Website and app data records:
====
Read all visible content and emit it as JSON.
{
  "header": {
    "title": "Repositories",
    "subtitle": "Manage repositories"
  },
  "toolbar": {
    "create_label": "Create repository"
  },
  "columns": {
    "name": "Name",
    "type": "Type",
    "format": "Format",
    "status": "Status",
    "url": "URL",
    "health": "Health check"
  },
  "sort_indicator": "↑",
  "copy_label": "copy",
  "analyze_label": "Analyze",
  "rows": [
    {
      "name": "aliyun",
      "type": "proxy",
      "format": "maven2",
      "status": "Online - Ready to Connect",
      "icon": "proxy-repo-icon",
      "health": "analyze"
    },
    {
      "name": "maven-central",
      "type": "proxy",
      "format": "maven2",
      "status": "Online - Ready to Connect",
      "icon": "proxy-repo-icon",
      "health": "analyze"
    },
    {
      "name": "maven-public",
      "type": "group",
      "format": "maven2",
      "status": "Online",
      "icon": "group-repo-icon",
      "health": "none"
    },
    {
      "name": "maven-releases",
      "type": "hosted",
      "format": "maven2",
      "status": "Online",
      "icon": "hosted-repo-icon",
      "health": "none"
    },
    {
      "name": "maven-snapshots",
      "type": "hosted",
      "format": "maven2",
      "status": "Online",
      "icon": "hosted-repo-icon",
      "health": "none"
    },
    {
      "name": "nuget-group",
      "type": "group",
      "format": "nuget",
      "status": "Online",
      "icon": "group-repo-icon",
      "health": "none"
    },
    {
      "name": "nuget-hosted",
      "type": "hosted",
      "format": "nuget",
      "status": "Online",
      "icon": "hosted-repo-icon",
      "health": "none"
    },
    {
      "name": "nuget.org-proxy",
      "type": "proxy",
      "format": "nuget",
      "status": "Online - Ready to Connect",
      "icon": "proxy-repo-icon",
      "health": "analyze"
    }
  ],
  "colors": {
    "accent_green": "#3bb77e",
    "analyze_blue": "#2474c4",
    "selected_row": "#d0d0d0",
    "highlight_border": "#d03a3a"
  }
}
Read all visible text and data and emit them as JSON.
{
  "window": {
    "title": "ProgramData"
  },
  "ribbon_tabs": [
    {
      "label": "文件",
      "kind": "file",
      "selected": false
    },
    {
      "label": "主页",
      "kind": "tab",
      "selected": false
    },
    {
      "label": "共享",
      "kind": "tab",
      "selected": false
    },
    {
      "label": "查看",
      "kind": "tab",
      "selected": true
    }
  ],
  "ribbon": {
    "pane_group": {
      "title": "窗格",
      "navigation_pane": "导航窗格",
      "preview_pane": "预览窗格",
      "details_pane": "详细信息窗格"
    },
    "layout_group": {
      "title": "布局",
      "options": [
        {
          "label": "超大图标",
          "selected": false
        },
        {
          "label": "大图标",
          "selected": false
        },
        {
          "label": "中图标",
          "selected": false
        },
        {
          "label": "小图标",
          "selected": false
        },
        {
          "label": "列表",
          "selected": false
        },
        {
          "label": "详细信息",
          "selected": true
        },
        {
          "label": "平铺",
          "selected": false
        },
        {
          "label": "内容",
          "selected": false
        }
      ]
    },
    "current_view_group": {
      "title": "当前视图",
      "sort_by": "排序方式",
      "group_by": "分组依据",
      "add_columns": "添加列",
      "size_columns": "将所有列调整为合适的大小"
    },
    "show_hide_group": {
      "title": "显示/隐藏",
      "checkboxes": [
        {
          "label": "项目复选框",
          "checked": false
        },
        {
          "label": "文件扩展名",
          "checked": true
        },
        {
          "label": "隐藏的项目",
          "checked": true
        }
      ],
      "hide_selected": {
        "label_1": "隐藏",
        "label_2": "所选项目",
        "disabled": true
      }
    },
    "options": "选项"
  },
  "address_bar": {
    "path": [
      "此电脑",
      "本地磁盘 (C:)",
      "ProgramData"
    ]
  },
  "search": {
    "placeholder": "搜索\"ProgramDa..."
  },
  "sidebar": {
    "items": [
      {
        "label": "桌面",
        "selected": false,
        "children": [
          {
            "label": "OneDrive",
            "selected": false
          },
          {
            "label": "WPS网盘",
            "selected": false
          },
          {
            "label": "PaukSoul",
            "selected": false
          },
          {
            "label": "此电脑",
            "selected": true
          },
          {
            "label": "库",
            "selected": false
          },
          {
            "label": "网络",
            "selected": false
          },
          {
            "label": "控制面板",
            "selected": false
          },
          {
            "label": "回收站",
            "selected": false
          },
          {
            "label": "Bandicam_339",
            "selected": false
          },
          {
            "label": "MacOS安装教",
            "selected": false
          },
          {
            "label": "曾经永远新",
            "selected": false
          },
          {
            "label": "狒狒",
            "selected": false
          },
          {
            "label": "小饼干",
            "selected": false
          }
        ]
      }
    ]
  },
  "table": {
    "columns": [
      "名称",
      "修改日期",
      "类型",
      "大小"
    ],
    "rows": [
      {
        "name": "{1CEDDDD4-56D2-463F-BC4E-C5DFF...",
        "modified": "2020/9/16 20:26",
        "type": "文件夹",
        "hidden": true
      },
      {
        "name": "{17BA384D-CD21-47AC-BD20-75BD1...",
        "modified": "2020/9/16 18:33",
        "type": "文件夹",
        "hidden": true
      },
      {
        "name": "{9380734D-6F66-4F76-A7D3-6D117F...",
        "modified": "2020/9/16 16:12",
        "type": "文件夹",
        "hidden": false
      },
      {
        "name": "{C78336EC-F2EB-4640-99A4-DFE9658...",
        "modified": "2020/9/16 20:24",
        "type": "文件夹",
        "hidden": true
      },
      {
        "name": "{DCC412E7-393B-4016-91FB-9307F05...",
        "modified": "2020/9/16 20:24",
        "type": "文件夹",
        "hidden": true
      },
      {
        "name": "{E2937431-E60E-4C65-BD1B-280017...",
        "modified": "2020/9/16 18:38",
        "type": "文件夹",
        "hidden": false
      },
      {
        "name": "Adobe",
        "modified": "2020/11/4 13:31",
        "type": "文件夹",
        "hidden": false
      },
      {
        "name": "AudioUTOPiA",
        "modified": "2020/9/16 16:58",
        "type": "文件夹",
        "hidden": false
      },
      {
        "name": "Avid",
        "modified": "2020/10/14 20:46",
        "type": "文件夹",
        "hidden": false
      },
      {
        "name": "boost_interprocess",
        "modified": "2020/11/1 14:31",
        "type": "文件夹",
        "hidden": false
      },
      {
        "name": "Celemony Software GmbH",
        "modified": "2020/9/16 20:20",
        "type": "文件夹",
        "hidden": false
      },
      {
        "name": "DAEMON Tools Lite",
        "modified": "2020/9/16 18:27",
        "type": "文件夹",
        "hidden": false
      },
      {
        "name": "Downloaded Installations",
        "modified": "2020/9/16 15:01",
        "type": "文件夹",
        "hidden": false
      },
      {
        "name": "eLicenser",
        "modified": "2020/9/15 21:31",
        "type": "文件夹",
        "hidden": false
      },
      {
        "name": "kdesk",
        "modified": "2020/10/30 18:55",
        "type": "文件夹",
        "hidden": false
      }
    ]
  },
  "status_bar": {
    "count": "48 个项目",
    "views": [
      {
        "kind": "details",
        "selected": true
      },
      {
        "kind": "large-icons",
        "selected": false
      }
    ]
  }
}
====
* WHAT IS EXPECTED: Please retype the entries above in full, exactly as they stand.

* REPLY:
Read all visible content and emit it as JSON.
{
  "header": {
    "title": "Repositories",
    "subtitle": "Manage repositories"
  },
  "toolbar": {
    "create_label": "Create repository"
  },
  "columns": {
    "name": "Name",
    "type": "Type",
    "format": "Format",
    "status": "Status",
    "url": "URL",
    "health": "Health check"
  },
  "sort_indicator": "↑",
  "copy_label": "copy",
  "analyze_label": "Analyze",
  "rows": [
    {
      "name": "aliyun",
      "type": "proxy",
      "format": "maven2",
      "status": "Online - Ready to Connect",
      "icon": "proxy-repo-icon",
      "health": "analyze"
    },
    {
      "name": "maven-central",
      "type": "proxy",
      "format": "maven2",
      "status": "Online - Ready to Connect",
      "icon": "proxy-repo-icon",
      "health": "analyze"
    },
    {
      "name": "maven-public",
      "type": "group",
      "format": "maven2",
      "status": "Online",
      "icon": "group-repo-icon",
      "health": "none"
    },
    {
      "name": "maven-releases",
      "type": "hosted",
      "format": "maven2",
      "status": "Online",
      "icon": "hosted-repo-icon",
      "health": "none"
    },
    {
      "name": "maven-snapshots",
      "type": "hosted",
      "format": "maven2",
      "status": "Online",
      "icon": "hosted-repo-icon",
      "health": "none"
    },
    {
      "name": "nuget-group",
      "type": "group",
      "format": "nuget",
      "status": "Online",
      "icon": "group-repo-icon",
      "health": "none"
    },
    {
      "name": "nuget-hosted",
      "type": "hosted",
      "format": "nuget",
      "status": "Online",
      "icon": "hosted-repo-icon",
      "health": "none"
    },
    {
      "name": "nuget.org-proxy",
      "type": "proxy",
      "format": "nuget",
      "status": "Online - Ready to Connect",
      "icon": "proxy-repo-icon",
      "health": "analyze"
    }
  ],
  "colors": {
    "accent_green": "#3bb77e",
    "analyze_blue": "#2474c4",
    "selected_row": "#d0d0d0",
    "highlight_border": "#d03a3a"
  }
}
Read all visible text and data and emit them as JSON.
{
  "window": {
    "title": "ProgramData"
  },
  "ribbon_tabs": [
    {
      "label": "文件",
      "kind": "file",
      "selected": false
    },
    {
      "label": "主页",
      "kind": "tab",
      "selected": false
    },
    {
      "label": "共享",
      "kind": "tab",
      "selected": false
    },
    {
      "label": "查看",
      "kind": "tab",
      "selected": true
    }
  ],
  "ribbon": {
    "pane_group": {
      "title": "窗格",
      "navigation_pane": "导航窗格",
      "preview_pane": "预览窗格",
      "details_pane": "详细信息窗格"
    },
    "layout_group": {
      "title": "布局",
      "options": [
        {
          "label": "超大图标",
          "selected": false
        },
        {
          "label": "大图标",
          "selected": false
        },
        {
          "label": "中图标",
          "selected": false
        },
        {
          "label": "小图标",
          "selected": false
        },
        {
          "label": "列表",
          "selected": false
        },
        {
          "label": "详细信息",
          "selected": true
        },
        {
          "label": "平铺",
          "selected": false
        },
        {
          "label": "内容",
          "selected": false
        }
      ]
    },
    "current_view_group": {
      "title": "当前视图",
      "sort_by": "排序方式",
      "group_by": "分组依据",
      "add_columns": "添加列",
      "size_columns": "将所有列调整为合适的大小"
    },
    "show_hide_group": {
      "title": "显示/隐藏",
      "checkboxes": [
        {
          "label": "项目复选框",
          "checked": false
        },
        {
          "label": "文件扩展名",
          "checked": true
        },
        {
          "label": "隐藏的项目",
          "checked": true
        }
      ],
      "hide_selected": {
        "label_1": "隐藏",
        "label_2": "所选项目",
        "disabled": true
      }
    },
    "options": "选项"
  },
  "address_bar": {
    "path": [
      "此电脑",
      "本地磁盘 (C:)",
      "ProgramData"
    ]
  },
  "search": {
    "placeholder": "搜索\"ProgramDa..."
  },
  "sidebar": {
    "items": [
      {
        "label": "桌面",
        "selected": false,
        "children": [
          {
            "label": "OneDrive",
            "selected": false
          },
          {
            "label": "WPS网盘",
            "selected": false
          },
          {
            "label": "PaukSoul",
            "selected": false
          },
          {
            "label": "此电脑",
            "selected": true
          },
          {
            "label": "库",
            "selected": false
          },
          {
            "label": "网络",
            "selected": false
          },
          {
            "label": "控制面板",
            "selected": false
          },
          {
            "label": "回收站",
            "selected": false
          },
          {
            "label": "Bandicam_339",
            "selected": false
          },
          {
            "label": "MacOS安装教",
            "selected": false
          },
          {
            "label": "曾经永远新",
            "selected": false
          },
          {
            "label": "狒狒",
            "selected": false
          },
          {
            "label": "小饼干",
            "selected": false
          }
        ]
      }
    ]
  },
  "table": {
    "columns": [
      "名称",
      "修改日期",
      "类型",
      "大小"
    ],
    "rows": [
      {
        "name": "{1CEDDDD4-56D2-463F-BC4E-C5DFF...",
        "modified": "2020/9/16 20:26",
        "type": "文件夹",
        "hidden": true
      },
      {
        "name": "{17BA384D-CD21-47AC-BD20-75BD1...",
        "modified": "2020/9/16 18:33",
        "type": "文件夹",
        "hidden": true
      },
      {
        "name": "{9380734D-6F66-4F76-A7D3-6D117F...",
        "modified": "2020/9/16 16:12",
        "type": "文件夹",
        "hidden": false
      },
      {
        "name": "{C78336EC-F2EB-4640-99A4-DFE9658...",
        "modified": "2020/9/16 20:24",
        "type": "文件夹",
        "hidden": true
      },
      {
        "name": "{DCC412E7-393B-4016-91FB-9307F05...",
        "modified": "2020/9/16 20:24",
        "type": "文件夹",
        "hidden": true
      },
      {
        "name": "{E2937431-E60E-4C65-BD1B-280017...",
        "modified": "2020/9/16 18:38",
        "type": "文件夹",
        "hidden": false
      },
      {
        "name": "Adobe",
        "modified": "2020/11/4 13:31",
        "type": "文件夹",
        "hidden": false
      },
      {
        "name": "AudioUTOPiA",
        "modified": "2020/9/16 16:58",
        "type": "文件夹",
        "hidden": false
      },
      {
        "name": "Avid",
        "modified": "2020/10/14 20:46",
        "type": "文件夹",
        "hidden": false
      },
      {
        "name": "boost_interprocess",
        "modified": "2020/11/1 14:31",
        "type": "文件夹",
        "hidden": false
      },
      {
        "name": "Celemony Software GmbH",
        "modified": "2020/9/16 20:20",
        "type": "文件夹",
        "hidden": false
      },
      {
        "name": "DAEMON Tools Lite",
        "modified": "2020/9/16 18:27",
        "type": "文件夹",
        "hidden": false
      },
      {
        "name": "Downloaded Installations",
        "modified": "2020/9/16 15:01",
        "type": "文件夹",
        "hidden": false
      },
      {
        "name": "eLicenser",
        "modified": "2020/9/15 21:31",
        "type": "文件夹",
        "hidden": false
      },
      {
        "name": "kdesk",
        "modified": "2020/10/30 18:55",
        "type": "文件夹",
        "hidden": false
      }
    ]
  },
  "status_bar": {
    "count": "48 个项目",
    "views": [
      {
        "kind": "details",
        "selected": true
      },
      {
        "kind": "large-icons",
        "selected": false
      }
    ]
  }
}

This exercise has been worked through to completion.